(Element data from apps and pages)
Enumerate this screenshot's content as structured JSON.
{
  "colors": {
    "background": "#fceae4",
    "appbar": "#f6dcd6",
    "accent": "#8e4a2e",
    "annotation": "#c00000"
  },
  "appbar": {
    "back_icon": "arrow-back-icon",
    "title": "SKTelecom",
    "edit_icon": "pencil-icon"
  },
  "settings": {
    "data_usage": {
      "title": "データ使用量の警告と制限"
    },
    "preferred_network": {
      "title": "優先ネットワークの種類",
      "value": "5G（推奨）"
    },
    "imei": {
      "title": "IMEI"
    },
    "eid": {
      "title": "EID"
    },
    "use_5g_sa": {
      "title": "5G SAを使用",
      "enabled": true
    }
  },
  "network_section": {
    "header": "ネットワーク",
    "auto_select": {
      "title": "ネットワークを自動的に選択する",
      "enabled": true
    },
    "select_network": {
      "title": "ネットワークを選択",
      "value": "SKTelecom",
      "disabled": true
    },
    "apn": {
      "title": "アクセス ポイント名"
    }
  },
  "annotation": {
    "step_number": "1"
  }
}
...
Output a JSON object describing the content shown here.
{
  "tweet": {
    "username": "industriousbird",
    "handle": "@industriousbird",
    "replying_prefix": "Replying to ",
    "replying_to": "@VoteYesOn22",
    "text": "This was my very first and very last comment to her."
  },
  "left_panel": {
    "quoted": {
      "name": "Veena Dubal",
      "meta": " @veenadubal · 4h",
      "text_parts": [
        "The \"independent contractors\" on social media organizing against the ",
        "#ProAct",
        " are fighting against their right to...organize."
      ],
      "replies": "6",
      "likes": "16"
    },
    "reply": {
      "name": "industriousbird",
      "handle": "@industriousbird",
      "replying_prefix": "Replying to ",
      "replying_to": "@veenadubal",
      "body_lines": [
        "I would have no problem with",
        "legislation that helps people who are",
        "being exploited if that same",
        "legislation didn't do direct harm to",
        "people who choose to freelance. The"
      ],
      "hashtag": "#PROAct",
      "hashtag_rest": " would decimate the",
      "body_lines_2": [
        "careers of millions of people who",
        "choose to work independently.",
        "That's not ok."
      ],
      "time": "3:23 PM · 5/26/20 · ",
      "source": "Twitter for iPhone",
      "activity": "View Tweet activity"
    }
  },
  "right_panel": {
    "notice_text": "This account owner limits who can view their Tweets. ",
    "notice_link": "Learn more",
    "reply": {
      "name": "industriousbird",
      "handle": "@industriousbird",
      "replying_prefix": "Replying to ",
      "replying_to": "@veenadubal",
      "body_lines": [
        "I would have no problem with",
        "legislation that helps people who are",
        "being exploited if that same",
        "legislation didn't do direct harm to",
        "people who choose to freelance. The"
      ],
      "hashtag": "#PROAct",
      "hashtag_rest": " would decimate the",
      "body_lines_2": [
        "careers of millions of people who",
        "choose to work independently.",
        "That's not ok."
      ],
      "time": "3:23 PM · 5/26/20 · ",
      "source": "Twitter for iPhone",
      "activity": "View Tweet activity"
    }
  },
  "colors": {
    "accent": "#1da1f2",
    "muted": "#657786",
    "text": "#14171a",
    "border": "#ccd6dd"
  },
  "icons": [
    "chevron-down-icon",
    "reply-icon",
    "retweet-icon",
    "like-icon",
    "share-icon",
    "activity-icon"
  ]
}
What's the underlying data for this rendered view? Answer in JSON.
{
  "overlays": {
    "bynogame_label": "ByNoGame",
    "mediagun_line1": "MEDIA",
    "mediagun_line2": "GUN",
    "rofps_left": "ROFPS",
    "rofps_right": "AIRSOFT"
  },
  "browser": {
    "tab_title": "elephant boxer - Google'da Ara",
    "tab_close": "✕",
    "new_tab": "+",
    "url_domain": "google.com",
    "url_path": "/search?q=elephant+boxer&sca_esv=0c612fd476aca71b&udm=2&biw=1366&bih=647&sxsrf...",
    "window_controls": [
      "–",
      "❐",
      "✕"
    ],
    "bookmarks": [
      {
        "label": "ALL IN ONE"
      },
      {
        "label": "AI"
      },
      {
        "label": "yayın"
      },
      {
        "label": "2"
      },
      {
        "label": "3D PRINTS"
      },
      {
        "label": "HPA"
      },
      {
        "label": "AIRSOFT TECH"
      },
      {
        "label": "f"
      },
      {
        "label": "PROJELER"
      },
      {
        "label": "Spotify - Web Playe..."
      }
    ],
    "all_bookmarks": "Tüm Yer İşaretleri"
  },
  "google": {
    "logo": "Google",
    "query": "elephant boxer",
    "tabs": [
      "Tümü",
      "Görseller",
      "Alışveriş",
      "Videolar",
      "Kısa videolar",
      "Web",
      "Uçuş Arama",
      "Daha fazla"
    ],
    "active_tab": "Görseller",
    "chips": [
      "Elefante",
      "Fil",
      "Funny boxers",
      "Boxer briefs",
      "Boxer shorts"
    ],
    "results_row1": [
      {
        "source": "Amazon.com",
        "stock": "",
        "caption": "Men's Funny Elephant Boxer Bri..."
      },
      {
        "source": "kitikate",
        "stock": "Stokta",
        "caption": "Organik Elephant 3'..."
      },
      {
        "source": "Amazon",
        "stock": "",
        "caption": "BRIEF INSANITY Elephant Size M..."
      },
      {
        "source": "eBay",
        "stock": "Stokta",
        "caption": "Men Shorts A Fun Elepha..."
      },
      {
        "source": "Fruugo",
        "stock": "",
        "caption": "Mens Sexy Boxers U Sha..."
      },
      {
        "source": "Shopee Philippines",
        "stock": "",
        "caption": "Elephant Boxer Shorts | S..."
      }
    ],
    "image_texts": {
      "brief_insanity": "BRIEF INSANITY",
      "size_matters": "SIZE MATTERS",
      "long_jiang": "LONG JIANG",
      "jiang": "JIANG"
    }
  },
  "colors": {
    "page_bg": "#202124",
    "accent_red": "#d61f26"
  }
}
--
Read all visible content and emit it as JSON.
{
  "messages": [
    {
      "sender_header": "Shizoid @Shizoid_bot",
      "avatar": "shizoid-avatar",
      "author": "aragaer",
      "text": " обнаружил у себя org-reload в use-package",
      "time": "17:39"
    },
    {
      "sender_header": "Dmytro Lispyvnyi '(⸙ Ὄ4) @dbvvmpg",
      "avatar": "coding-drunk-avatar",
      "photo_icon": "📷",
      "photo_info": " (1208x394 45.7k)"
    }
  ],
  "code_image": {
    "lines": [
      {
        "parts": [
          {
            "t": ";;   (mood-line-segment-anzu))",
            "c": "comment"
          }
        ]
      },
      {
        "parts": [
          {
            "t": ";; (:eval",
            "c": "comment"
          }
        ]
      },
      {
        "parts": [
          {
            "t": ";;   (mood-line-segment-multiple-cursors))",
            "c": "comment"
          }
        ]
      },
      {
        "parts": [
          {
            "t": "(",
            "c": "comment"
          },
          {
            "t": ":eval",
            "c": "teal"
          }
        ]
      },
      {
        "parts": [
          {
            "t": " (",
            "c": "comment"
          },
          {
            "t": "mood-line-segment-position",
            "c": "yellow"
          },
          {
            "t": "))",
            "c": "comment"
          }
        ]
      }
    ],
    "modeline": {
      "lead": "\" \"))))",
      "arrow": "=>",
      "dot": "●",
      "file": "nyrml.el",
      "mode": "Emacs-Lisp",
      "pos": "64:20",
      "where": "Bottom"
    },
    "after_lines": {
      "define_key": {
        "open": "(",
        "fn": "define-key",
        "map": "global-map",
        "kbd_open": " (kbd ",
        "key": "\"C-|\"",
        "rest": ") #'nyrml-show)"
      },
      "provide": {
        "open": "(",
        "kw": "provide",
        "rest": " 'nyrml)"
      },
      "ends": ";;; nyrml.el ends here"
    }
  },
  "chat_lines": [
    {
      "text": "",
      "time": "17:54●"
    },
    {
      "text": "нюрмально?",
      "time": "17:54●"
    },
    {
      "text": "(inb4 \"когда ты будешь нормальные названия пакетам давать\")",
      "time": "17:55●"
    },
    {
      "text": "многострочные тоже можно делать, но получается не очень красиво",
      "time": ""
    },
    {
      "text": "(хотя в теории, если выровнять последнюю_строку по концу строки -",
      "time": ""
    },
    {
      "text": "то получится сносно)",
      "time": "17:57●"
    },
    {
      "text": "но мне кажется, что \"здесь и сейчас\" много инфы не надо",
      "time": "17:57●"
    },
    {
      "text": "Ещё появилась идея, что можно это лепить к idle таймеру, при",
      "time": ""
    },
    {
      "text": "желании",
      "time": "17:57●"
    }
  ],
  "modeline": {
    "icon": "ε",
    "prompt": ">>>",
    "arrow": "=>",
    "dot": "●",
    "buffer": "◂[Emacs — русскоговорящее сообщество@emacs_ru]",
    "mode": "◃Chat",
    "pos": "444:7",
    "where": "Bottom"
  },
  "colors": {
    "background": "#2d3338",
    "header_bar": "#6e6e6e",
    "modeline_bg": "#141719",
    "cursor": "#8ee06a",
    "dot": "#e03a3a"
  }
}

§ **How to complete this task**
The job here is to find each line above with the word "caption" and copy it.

§ **Exercise answer**
        "caption": "Men's Funny Elephant Boxer Bri..."
        "caption": "Organik Elephant 3'..."
        "caption": "BRIEF INSANITY Elephant Size M..."
        "caption": "Men Shorts A Fun Elepha..."
        "caption": "Mens Sexy Boxers U Sha..."
        "caption": "Elephant Boxer Shorts | S..."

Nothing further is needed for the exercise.